Cape Cod enthusiasts say sailing nurtures the mind, body, and soul
Cape Cod is a boater’s paradise. With its charming harbors and inlets, the strong breezes of Buzzards Bay, and miles of shoreline to explore, this area has long sounded a siren’s call for sailors and yachtsmen.
Whether as a competitive sport or a leisure activity, sailing is an endeavor that many make a lifelong pursuit or pastime; others enjoy it as a once-a-year hobby. On Cape Cod, a number of organizations and businesses provide opportunities for individuals to learn to sail, or simply to get out on the water and feel the breeze. In recent weeks Cape Cod LIFE spoke with two local sailing enthusiasts to get an understanding of the benefits—mind, body, and soul—of catching the wind and feeling nature’s pull.
In more than a decade of teaching sailing lessons, Gary Flomenhoft says he has taught the basics of sailing to scores of individuals, both youths and adults. “That,” he says, “tells you that anyone can learn to sail—and that I’m a great teacher.”
A resident of North Eastham, Flomenhoft sails his completely restored 19-foot O’Day Mariner in Wellfleet Harbor, where he offers sailing lessons and cruises during the summer through Outer Cape Sailing. With his small, retractable-keel boat, he can maneuver within the shallow harbor at any tide and can bring the boat right up to the beach during excursions. He says one of his favorite spots to visit is Jeremy Point, the southernmost point of Wellfleet’s Great Island; it’s a secluded area—and one of the hardest to reach locations (by land) within the Cape Cod National Seashore.
“Sailing can be as active or as passive as you would like,” Flomenhoft says. “I have people who come on the boat and they simply want to enjoy the scenery, and then there are others who want to tend to the sails and take the tiller. Either way, they’re sailing and having a great time on the water.”
Opportunities exist for all
Mike Trovato, president of Sail Cape Cod in Hyannis, says there are a number of misconceptions about sailing, particularly regarding the sport’s inclusiveness. “Many people think sailing is elitist or exclusive,” Trovato says, “but it’s just the opposite. It’s not just yacht clubs and big boats, there is plenty of opportunity for anyone to get out on the water and enjoy the experience.”
A community sailing program begun in 2013, Sail Cape Cod’s mission is to make sailing accessible to all. “We started this organization because we understood the therapeutic and recreational benefits of sailing,” Trovato says. The program has been well received by the community, and Trovato expects to teach about 200 youths and adults to sail this summer.
The organization’s outreach program serves disadvantaged youth as well as those with disabilities. According to Trovato, Sail Cape Cod is the first organization on the Cape to operate an adaptive boat, specially designed to enable individuals with physical, developmental, and other disabilities to experience the joys of sailing.

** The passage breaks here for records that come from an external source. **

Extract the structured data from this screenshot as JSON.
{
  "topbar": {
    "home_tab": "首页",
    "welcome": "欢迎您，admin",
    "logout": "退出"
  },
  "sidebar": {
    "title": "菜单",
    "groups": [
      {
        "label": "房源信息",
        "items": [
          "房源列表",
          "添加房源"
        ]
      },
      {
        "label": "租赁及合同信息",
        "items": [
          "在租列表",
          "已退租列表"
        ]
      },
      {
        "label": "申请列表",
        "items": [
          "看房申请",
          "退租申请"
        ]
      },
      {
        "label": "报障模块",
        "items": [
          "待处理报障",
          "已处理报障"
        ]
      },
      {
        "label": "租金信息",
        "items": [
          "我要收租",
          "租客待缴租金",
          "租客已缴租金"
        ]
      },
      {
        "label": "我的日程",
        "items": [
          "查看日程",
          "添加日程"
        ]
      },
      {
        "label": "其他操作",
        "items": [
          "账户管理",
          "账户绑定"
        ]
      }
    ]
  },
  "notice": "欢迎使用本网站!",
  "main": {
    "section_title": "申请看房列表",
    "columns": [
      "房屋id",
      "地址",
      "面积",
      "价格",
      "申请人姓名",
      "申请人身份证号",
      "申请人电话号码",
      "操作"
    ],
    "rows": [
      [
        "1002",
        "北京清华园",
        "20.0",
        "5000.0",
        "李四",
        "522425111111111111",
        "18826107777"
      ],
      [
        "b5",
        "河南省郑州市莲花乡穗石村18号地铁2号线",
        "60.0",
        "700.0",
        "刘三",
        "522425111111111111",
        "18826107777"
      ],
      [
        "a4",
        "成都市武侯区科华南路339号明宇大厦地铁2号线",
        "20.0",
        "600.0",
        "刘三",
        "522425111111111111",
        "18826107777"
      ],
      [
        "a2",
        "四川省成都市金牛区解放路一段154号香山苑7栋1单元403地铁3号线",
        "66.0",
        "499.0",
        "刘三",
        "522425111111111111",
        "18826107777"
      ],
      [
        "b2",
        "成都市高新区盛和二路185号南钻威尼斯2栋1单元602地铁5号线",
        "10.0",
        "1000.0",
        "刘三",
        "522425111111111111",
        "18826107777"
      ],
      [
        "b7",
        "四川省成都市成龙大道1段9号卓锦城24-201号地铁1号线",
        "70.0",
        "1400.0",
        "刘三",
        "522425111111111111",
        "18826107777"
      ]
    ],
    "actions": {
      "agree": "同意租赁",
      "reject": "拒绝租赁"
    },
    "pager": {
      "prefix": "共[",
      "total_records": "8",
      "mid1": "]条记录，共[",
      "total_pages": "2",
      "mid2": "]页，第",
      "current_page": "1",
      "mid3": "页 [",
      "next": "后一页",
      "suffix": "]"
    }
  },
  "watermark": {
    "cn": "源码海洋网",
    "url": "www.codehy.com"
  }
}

Trovato says when Sail Cape Cod brings an individual out on the adaptive boat for the first time, he or she is often nervous or apprehensive about the experience. “But once they get out and are actually sailing, their whole demeanor changes,” Trovato says. “Joy overcomes them—I think even with seasoned sailors that joyful feeling never goes away.”
Enjoy nature—and each other’s company
At its most basic level, sailing is connected with nature. The very mechanics of moving through the water rely on natural forces: A sailboat glides along, propelled solely by wind and tide. “Sailing is communing with nature,” Trovato says. “You’re one with the water; the wind is moving you along; it sounds a little hokey, but it’s true. It’s a freeing experience.”
Flomenhoft agrees. “When you’re sailing you’re out there with the wind, sun, and spray,” he says. “It’s a great way to get in touch with nature.” He adds that the activity’s relatively slow pace provides those on board the opportunity to observe wildlife—seals, dolphins, jellyfish, seabirds, et cetera—in their natural habitat. Trovato says sailing often involves connecting with others as well. After all, there’s little to do when the wind dies down, he says, than to talk to each other, and those conversations and shared experiences can create lasting memories. “The sport teaches teamwork and builds camaraderie,” Trovato says, “and creates lasting friendships.”
For more information on Sail Cape Cod, visit sailcapecod.org; and to learn more about Outer Cape Sailing, visit outercapesailing.com.
A resident of Hull, Nancy White is a regular contributor to Cape Cod LIFE.